> TASK INSTRUCTIONS
Look through the records and copy each line with the string "Hakimullah" in it.

[Web page and app entries]
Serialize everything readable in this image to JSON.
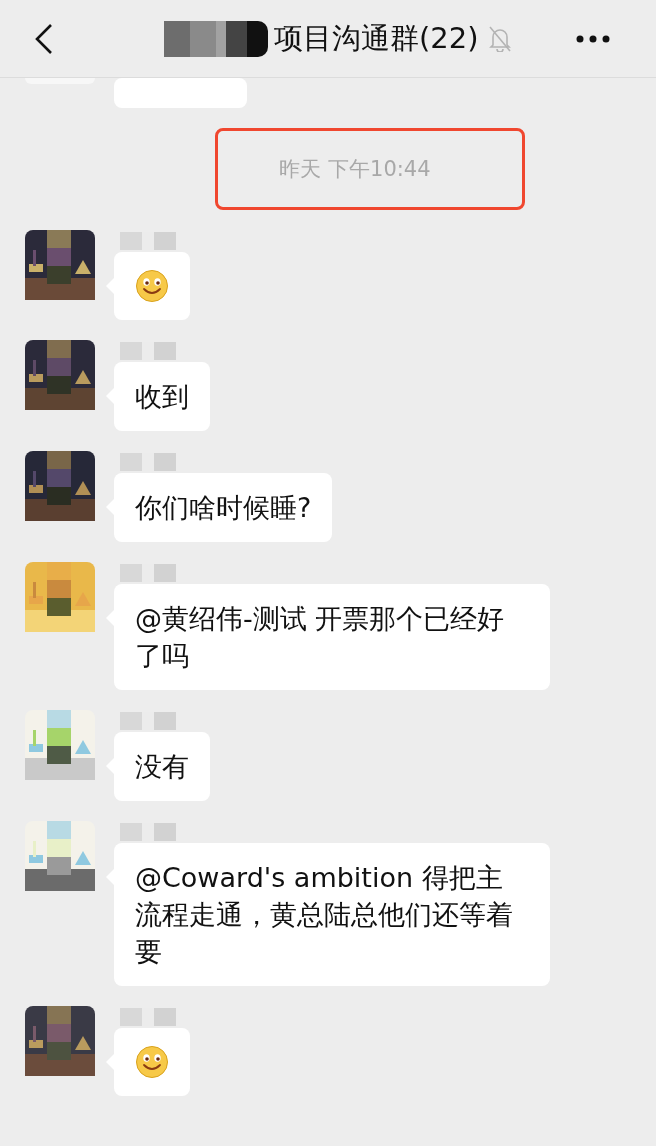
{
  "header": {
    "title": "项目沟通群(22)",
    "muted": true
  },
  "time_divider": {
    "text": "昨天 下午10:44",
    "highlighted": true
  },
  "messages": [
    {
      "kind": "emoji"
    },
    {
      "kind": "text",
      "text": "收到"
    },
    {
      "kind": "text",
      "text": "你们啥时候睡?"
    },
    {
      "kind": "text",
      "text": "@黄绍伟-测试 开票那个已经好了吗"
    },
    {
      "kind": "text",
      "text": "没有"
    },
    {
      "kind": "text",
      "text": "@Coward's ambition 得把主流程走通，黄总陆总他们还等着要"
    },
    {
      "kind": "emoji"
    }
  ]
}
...
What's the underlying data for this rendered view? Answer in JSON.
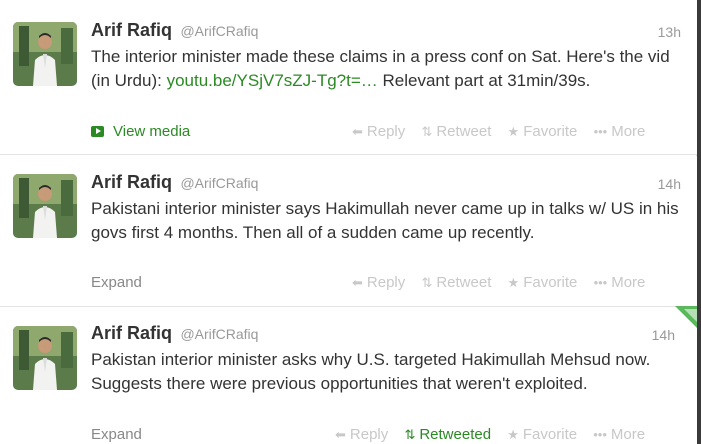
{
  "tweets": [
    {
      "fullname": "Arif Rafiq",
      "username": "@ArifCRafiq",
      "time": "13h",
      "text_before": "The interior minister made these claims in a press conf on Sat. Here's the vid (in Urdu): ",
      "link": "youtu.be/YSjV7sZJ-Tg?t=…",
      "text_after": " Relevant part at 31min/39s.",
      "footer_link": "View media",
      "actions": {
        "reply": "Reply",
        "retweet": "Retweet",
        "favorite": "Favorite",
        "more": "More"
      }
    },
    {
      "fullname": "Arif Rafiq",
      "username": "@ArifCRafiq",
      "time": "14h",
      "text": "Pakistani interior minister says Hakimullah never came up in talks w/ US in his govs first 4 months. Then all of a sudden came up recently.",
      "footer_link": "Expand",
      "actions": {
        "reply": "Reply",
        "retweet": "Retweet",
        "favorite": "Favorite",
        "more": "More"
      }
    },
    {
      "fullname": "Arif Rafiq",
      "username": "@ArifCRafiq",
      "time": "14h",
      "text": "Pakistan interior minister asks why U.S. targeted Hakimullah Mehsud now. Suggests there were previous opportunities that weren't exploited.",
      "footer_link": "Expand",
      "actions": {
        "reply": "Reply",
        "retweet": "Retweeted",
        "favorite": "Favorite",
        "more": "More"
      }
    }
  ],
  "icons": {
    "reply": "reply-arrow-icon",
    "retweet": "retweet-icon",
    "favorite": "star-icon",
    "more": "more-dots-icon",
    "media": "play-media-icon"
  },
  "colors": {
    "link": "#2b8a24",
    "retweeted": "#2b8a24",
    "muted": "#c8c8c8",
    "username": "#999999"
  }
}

> FINISHED TASK
      "text": "Pakistani interior minister says Hakimullah never came up in talks w/ US in his govs first 4 months. Then all of a sudden came up recently.",
      "text": "Pakistan interior minister asks why U.S. targeted Hakimullah Mehsud now. Suggests there were previous opportunities that weren't exploited.",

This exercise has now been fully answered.